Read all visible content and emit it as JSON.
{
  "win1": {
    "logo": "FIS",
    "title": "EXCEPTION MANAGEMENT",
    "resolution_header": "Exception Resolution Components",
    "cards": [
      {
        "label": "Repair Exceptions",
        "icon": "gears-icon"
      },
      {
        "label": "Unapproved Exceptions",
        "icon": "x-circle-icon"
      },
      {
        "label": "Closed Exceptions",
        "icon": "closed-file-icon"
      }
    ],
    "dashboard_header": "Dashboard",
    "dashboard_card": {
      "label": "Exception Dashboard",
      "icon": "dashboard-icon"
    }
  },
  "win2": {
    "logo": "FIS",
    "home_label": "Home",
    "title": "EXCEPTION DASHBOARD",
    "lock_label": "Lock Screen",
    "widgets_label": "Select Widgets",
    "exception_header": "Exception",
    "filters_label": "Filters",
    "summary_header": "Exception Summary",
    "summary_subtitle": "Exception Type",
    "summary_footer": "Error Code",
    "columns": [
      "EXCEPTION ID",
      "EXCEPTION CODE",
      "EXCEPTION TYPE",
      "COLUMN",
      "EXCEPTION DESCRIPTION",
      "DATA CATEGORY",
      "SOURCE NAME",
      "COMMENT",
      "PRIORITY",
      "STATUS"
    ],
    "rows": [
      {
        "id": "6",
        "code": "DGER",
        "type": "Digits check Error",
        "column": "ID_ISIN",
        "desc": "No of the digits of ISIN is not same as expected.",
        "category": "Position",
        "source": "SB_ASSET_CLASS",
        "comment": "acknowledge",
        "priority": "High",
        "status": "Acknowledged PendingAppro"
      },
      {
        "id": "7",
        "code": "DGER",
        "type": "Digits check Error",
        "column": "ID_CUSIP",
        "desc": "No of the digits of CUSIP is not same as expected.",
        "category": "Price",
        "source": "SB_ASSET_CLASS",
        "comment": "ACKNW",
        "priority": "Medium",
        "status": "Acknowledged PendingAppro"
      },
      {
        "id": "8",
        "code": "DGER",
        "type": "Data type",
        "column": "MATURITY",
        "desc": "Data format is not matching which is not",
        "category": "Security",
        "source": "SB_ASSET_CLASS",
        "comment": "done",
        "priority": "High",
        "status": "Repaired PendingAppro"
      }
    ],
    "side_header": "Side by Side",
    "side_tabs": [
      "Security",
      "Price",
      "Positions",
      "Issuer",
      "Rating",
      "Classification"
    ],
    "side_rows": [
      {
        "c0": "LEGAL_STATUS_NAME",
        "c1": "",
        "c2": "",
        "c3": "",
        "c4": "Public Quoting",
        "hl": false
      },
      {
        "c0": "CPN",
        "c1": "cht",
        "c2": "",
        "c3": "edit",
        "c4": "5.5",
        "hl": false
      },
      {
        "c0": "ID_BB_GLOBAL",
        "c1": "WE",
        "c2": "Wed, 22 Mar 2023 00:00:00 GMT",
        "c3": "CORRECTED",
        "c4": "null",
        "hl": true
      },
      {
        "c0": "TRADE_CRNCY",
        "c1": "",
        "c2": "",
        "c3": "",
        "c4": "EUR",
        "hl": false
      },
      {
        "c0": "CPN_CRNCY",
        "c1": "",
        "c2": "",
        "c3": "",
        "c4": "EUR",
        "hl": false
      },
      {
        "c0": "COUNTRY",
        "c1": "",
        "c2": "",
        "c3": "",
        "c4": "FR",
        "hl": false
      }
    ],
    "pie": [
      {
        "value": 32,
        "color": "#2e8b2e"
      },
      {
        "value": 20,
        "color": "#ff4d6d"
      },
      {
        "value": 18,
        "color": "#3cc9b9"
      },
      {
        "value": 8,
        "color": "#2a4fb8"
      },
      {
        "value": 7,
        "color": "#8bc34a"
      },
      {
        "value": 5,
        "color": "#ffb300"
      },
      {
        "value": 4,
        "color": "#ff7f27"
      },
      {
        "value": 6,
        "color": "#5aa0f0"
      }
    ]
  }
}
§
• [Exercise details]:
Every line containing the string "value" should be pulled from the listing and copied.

• [Expected output]:
        "value": 32,
        "value": 20,
        "value": 18,
        "value": 8,
        "value": 7,
        "value": 5,
        "value": 4,
        "value": 6,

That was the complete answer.